Proponents of colon cleansers use them to remove toxins and waste products from the colon, claiming that waste products make you tired, depressed, bloated or even sick. None of these claims have any basis in fact, according to Larry Lindner of NYU Langone Medical Center, who states that the only time to worry about bowel movements is when you have a change from your normal pattern. Although pregnancy can change your bowel habits, the changes occur from normal physiological causes and from supplements that may cause constipation. Pregnancy hormones can slow the passage of waste through the colon. The pressure of the expanding uterus on the intestines can also cause constipation.

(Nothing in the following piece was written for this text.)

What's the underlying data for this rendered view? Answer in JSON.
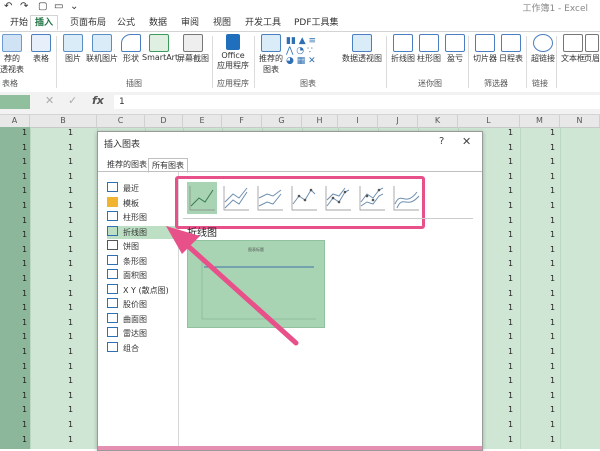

Many women get less exercise during pregnancy than they do before they got pregnant, especially in the last few months of pregnancy, which can also cause constipation.
Types of Cleanses
Colon cleanses fall into two categories: oral preparations containing herbs and other ingredients that have laxative actions, and mechanical cleanses such as enemas. Enemas can contain substances such as clay, coffee or plain water. Herbal preparations can contain different herbs mixed with fiber or other laxatives. Neither type of colon cleanse is safe to use in pregnancy.
Risks During Pregnancy
Oral laxatives and enema-type colon cleanses can cause uterine contractions, which could lead to miscarriage or preterm labor. Enema-based colon cleanses could also cause infection or rectal injury if not used properly or if improperly cleaned. Many herbs are unsafe in pregnancy. Mineral oils can interfere with nutrient absorption, which could result in nutritional deficiencies that could harm you or your baby in pregnancy.
Over-the-counter stool softeners, such as Colace -- which draws water into the stool to soften it and make it easier to pass -- are generally considered safe in pregnancy, according to obstetrician Roger Harms of the Mayo Clinic. Increasing dietary fiber to 25 to 30 g per day and drinking 10 to 12 glasses of water daily also help keep things moving without a colon cleanse.